When I started She’s in Prison almost a year ago, I promised myself that I’d be transparent in my writing. I vowed to share the tough stuff, even if it hurt or I felt exposed or uncomfortable. This is one of those poems, which may be a surprise because I recognize that the message is simple. I struggled in writing it, I admit. I don’t see the point in putting up a front that I’m uber confident in each and every one of my pieces. Truth is, I’m not, which I like even better. The words you see above are inspired by emotions I’m working through in this moment and I don’t feel I’ve been able to capture them fully. But as I was listening to “I Got You” by Leona Lewis, I knew I had to try.
Come back next Sunday for more poetry inspired by songs on my playlist. Also, don’t forget to hit the follow button on the left and hit me up on Twitter too!
This piece jumped out at me this morning as I scoured my Word document of poems named after twenty one pilots tracks, my ongoing Saturday series on She’s in Prison. Something about this poem grabbed me as I reflect and recover from a car accident a couple days ago.
As always, check out the twenty one pilots version of “Fall Away” below and find the archives from my other TOP titled poems HERE.
Today is day 7 of Heart Week on She’s in Prison. This morning I walked in the St. Louis Congenital Heart Walk in memory of my sister that died from a CHD as well as in honor of friends that have fought and are still fighting for their lives. I felt utterly blessed to volunteer side by side with my family, friends, and an entire community that has been impacted by CHD. Somehow it feels right that this last post is also a Josh Dun Poetry Corner poem because the music of twenty one pilots has touched my heart in a way I can barely describe with a metaphor. Thank you to everyone that has shown their support over the past 7 days!

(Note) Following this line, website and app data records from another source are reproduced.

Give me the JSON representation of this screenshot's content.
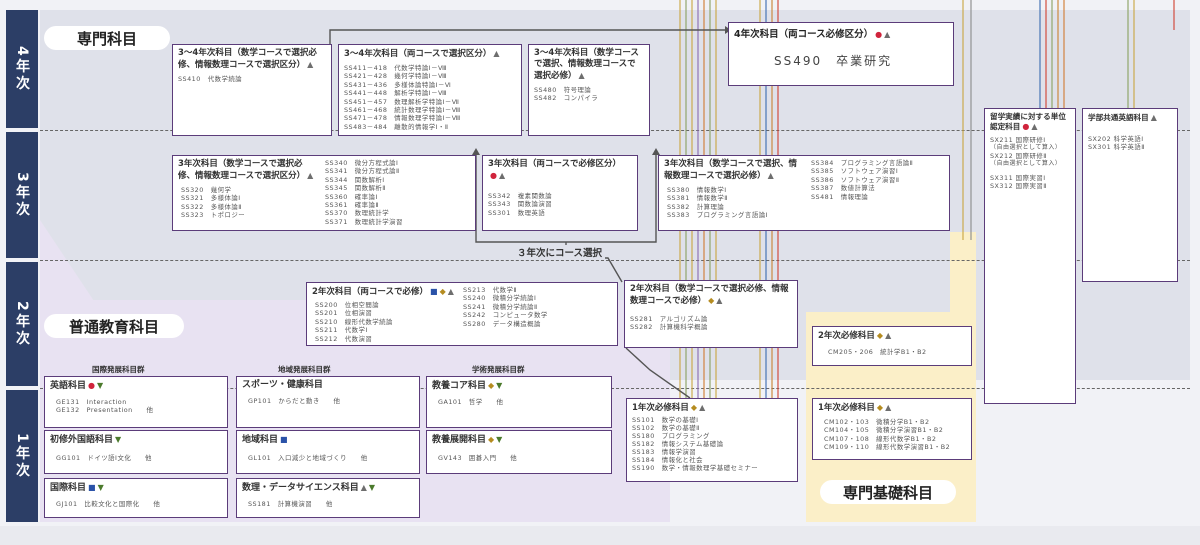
{
  "years": [
    "4年次",
    "3年次",
    "2年次",
    "1年次"
  ],
  "labels": {
    "senmon": "専門科目",
    "futsu": "普通教育科目",
    "kiso": "専門基礎科目",
    "course_select": "３年次にコース選択"
  },
  "groups": {
    "kokusai": "国際発展科目群",
    "chiiki": "地域発展科目群",
    "gakujutsu": "学術発展科目群"
  },
  "y4": {
    "box1": {
      "title": "3～4年次科目（数学コースで選択必修、情報数理コースで選択区分）",
      "sym": "▲",
      "items": [
        "SS410　代数学続論"
      ]
    },
    "box2": {
      "title": "3～4年次科目（両コースで選択区分）",
      "sym": "▲",
      "items": [
        "SS411－418　代数学特論Ⅰ－Ⅷ",
        "SS421－428　幾何学特論Ⅰ－Ⅷ",
        "SS431－436　多様体論特論Ⅰ－Ⅵ",
        "SS441－448　解析学特論Ⅰ－Ⅷ",
        "SS451－457　数理解析学特論Ⅰ－Ⅶ",
        "SS461－468　統計数理学特論Ⅰ－Ⅷ",
        "SS471－478　情報数理学特論Ⅰ－Ⅷ",
        "SS483－484　離散的情報学Ⅰ・Ⅱ"
      ]
    },
    "box3": {
      "title": "3～4年次科目（数学コースで選択、情報数理コースで選択必修）",
      "sym": "▲",
      "items": [
        "SS480　符号理論",
        "SS482　コンパイラ"
      ]
    },
    "box4": {
      "title": "4年次科目（両コース必修区分）",
      "sym1": "●",
      "sym2": "▲",
      "items": [
        "SS490　卒業研究"
      ]
    },
    "ryugaku": {
      "title": "留学実績に対する単位認定科目",
      "sym1": "●",
      "sym2": "▲",
      "items": [
        "SX211 国際研修Ⅰ",
        "（自由選択として算入）",
        "SX212 国際研修Ⅱ",
        "（自由選択として算入）",
        "SX311 国際実習Ⅰ",
        "SX312 国際実習Ⅱ"
      ]
    },
    "eigo": {
      "title": "学部共通英語科目",
      "sym": "▲",
      "items": [
        "SX202 科学英語Ⅰ",
        "SX301 科学英語Ⅱ"
      ]
    }
  },
  "y3": {
    "box1": {
      "title": "3年次科目（数学コースで選択必修、情報数理コースで選択区分）",
      "sym": "▲",
      "col1": [
        "SS320　幾何学",
        "SS321　多様体論Ⅰ",
        "SS322　多様体論Ⅱ",
        "SS323　トポロジー"
      ],
      "col2": [
        "SS340　微分方程式論Ⅰ",
        "SS341　微分方程式論Ⅱ",
        "SS344　関数解析Ⅰ",
        "SS345　関数解析Ⅱ",
        "SS360　確率論Ⅰ",
        "SS361　確率論Ⅱ",
        "SS370　数理統計学",
        "SS371　数理統計学演習"
      ]
    },
    "box2": {
      "title": "3年次科目（両コースで必修区分）",
      "sym1": "●",
      "sym2": "▲",
      "items": [
        "SS342　複素関数論",
        "SS343　関数論演習",
        "SS301　数理英語"
      ]
    },
    "box3": {
      "title": "3年次科目（数学コースで選択、情報数理コースで選択必修）",
      "sym": "▲",
      "col1": [
        "SS380　情報数学Ⅰ",
        "SS381　情報数学Ⅱ",
        "SS382　計算理論",
        "SS383　プログラミング言語論Ⅰ"
      ],
      "col2": [
        "SS384　プログラミング言語論Ⅱ",
        "SS385　ソフトウェア演習Ⅰ",
        "SS386　ソフトウェア演習Ⅱ",
        "SS387　数値計算法",
        "SS481　情報理論"
      ]
    }
  },
  "y2": {
    "box1": {
      "title": "2年次科目（両コースで必修）",
      "sym1": "■",
      "sym2": "◆",
      "sym3": "▲",
      "col1": [
        "SS200　位相空間論",
        "SS201　位相演習",
        "SS210　線形代数学続論",
        "SS211　代数学Ⅰ",
        "SS212　代数演習"
      ],
      "col2": [
        "SS213　代数学Ⅱ",
        "SS240　微積分学続論Ⅰ",
        "SS241　微積分学続論Ⅱ",
        "SS242　コンピュータ数学",
        "SS280　データ構造概論"
      ]
    },
    "box2": {
      "title": "2年次科目（数学コースで選択必修、情報数理コースで必修）",
      "sym1": "◆",
      "sym2": "▲",
      "items": [
        "SS281　アルゴリズム論",
        "SS282　計算機科学概論"
      ]
    },
    "kiso": {
      "title": "2年次必修科目",
      "sym1": "◆",
      "sym2": "▲",
      "items": [
        "CM205・206　統計学B1・B2"
      ]
    }
  },
  "y1": {
    "senmon": {
      "title": "1年次必修科目",
      "sym1": "◆",
      "sym2": "▲",
      "items": [
        "SS101　数学の基礎Ⅰ",
        "SS102　数学の基礎Ⅱ",
        "SS180　プログラミング",
        "SS182　情報システム基礎論",
        "SS183　情報学演習",
        "SS184　情報化と社会",
        "SS190　数学・情報数理学基礎セミナー"
      ]
    },
    "kiso": {
      "title": "1年次必修科目",
      "sym1": "◆",
      "sym2": "▲",
      "items": [
        "CM102・103　微積分学B1・B2",
        "CM104・105　微積分学演習B1・B2",
        "CM107・108　線形代数学B1・B2",
        "CM109・110　線形代数学演習B1・B2"
      ]
    },
    "eigo": {
      "title": "英語科目",
      "sym1": "●",
      "sym2": "▼",
      "items": [
        "GE131　Interaction",
        "GE132　Presentation　　他"
      ]
    },
    "shoshu": {
      "title": "初修外国語科目",
      "sym": "▼",
      "items": [
        "GG101　ドイツ語Ⅰ文化　　他"
      ]
    },
    "kokusai": {
      "title": "国際科目",
      "sym1": "■",
      "sym2": "▼",
      "items": [
        "GJ101　比較文化と国際化　　他"
      ]
    },
    "sports": {
      "title": "スポーツ・健康科目",
      "items": [
        "GP101　からだと動き　　他"
      ]
    },
    "chiiki": {
      "title": "地域科目",
      "sym": "■",
      "items": [
        "GL101　入口減少と地域づくり　　他"
      ]
    },
    "data": {
      "title": "数理・データサイエンス科目",
      "sym1": "▲",
      "sym2": "▼",
      "items": [
        "SS181　計算機演習　　他"
      ]
    },
    "core": {
      "title": "教養コア科目",
      "sym1": "◆",
      "sym2": "▼",
      "items": [
        "GA101　哲学　　他"
      ]
    },
    "tenkai": {
      "title": "教養展開科目",
      "sym1": "◆",
      "sym2": "▼",
      "items": [
        "GV143　囲碁入門　　他"
      ]
    }
  }
}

For day 6 of Heart Week, on She’s in Prison, I’d like to touch on the importance of awareness. Tomorrow I’m walking in the St. Louis Congenital Heart Walk not just to raise money for research but to also to promote education about heart conditions. Congenital Heart Defects are the #1 birth related defect, meaning it’s likely that you’ve met more people impacted by CHDs than you realize. Join me in supporting them and their families by finding a walk in your area and/or donating to CHD research.
Day 4 of Heart Week is celebrating my mom, who buries her pain every day as the founding president of the Children’s Heart Foundation Missouri Chapter. Even though she went through the tragedy of losing her daughter, she found the strength and willpower to not only keep living but to give unconditionally to those around her. My family is walking this Sunday in the St. Louis Congenital Heart Walk not only in remembrance of my sister who died from a CHD, but in support of my mother, the most selfless person I know. Join us in honoring all those born with CHDs and their families by finding a walk in your area and/or donating to CHD research.
Today is day 3 of Heart Week on She’s in Prison in honor of all those born with congenital heart defects. On August 25th, I am walking in the St. Louis Congenital Heart Walk in memory of my sister Rebecca Lyn and in support of friends, new and old, and their families. Please help me raise awareness and funds for CHD research by donating and/or finding a walk in your city!
On August 25th, I am walking in the St. Louis Congenital Heart Walk in memory of my sister and in honor of friends that were born with congenital heart defects. As such, this week on She’s in Prison will be Heart Week in celebration, remembrance, and support of all those that have died, those still fighting, and those that are thriving with CHDs today. Please help me support them and their families by donating and/or joining us at the walk!
Go HERE for more information and to find a walk in your city. Thank you!